Work required:
Beneath this task are records; state how many of their lines hold the word "xlsx", and nothing else.
════
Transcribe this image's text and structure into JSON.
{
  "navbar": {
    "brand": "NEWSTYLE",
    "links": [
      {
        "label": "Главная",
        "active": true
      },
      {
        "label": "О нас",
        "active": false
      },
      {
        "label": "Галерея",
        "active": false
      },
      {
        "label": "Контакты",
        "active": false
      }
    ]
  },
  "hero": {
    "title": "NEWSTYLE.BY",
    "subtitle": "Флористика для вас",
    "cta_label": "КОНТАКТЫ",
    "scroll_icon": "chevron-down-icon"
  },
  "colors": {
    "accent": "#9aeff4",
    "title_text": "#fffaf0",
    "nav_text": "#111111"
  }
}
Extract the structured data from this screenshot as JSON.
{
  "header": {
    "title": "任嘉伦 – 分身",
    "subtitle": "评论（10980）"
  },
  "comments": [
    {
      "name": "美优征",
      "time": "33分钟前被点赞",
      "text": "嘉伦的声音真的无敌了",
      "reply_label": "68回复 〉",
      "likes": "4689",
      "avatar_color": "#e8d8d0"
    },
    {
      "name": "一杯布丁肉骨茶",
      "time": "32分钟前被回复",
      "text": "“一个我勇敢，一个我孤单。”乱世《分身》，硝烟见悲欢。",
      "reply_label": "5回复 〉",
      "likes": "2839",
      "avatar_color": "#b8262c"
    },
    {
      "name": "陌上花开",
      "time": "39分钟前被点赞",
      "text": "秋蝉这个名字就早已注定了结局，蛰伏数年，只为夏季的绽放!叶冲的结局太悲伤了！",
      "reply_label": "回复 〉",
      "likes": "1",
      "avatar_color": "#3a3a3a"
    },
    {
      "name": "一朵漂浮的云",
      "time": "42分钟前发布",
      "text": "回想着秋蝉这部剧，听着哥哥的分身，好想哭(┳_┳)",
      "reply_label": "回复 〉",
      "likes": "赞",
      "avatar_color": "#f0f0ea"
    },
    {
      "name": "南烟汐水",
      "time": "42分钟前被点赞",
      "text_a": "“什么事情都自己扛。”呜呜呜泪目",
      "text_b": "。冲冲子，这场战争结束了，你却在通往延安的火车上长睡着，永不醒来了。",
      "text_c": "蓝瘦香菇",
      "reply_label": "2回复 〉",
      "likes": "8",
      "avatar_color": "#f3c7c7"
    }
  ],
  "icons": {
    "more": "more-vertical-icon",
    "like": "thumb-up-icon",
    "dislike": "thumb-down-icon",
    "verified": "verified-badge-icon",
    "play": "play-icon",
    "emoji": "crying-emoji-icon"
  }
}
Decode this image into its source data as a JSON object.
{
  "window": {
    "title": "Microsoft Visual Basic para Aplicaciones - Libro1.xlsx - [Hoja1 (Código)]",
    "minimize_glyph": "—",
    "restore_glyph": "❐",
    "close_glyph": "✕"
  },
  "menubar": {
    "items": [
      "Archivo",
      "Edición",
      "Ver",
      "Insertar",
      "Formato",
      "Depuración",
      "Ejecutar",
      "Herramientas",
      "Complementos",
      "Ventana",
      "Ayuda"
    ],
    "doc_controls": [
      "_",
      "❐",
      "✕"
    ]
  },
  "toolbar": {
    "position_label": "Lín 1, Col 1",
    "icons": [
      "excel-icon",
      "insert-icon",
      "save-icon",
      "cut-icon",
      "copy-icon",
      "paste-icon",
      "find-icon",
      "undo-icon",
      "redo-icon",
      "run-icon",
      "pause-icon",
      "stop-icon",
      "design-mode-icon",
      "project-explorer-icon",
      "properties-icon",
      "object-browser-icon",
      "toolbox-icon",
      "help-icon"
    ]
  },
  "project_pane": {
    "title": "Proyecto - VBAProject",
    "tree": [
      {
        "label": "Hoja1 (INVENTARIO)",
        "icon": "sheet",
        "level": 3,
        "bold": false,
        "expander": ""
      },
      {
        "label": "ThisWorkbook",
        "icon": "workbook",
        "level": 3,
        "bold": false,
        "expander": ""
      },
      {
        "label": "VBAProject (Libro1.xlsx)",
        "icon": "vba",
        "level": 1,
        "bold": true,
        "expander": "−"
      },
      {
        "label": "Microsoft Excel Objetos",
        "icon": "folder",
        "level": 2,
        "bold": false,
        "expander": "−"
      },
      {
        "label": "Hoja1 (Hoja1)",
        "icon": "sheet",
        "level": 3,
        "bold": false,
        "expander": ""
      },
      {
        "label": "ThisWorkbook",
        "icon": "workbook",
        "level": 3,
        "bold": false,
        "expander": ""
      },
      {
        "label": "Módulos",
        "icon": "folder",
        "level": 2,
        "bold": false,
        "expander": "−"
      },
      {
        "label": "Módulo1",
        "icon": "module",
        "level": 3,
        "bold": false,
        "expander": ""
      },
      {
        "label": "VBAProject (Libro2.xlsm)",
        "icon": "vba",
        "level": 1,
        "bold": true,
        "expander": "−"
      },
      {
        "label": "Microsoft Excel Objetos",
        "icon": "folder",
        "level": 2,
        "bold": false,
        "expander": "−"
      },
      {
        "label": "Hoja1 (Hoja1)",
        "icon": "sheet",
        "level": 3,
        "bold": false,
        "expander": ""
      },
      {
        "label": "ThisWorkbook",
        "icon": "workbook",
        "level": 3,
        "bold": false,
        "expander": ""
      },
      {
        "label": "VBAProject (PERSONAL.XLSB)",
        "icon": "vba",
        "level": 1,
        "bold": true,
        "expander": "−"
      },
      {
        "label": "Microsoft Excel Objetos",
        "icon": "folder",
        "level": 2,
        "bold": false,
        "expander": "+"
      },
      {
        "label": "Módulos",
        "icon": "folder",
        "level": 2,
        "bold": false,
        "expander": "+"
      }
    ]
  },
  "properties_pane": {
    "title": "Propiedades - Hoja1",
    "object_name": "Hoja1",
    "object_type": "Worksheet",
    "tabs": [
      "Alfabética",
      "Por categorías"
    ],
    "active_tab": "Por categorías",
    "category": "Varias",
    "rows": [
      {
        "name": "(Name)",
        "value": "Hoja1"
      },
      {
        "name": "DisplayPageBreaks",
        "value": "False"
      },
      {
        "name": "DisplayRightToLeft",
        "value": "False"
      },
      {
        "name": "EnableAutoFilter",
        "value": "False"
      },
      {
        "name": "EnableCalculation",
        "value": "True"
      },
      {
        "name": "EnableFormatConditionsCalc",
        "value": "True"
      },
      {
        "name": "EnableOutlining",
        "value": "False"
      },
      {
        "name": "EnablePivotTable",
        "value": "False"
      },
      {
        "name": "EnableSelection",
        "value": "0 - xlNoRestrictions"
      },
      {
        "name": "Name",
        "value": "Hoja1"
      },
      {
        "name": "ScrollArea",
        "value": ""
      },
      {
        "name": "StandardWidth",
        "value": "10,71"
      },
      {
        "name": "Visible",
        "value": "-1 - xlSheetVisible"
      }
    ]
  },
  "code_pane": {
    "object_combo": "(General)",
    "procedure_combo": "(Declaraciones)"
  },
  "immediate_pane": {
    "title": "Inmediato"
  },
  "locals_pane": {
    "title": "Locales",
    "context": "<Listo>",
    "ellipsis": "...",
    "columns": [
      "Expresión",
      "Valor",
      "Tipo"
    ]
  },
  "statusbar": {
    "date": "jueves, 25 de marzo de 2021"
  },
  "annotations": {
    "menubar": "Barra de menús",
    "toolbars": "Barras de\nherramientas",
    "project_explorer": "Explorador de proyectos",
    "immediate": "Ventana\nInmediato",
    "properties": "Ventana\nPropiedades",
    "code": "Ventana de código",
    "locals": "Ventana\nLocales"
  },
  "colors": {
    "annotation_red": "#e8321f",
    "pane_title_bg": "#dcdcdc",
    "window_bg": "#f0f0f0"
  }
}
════
Output for this exercise:
2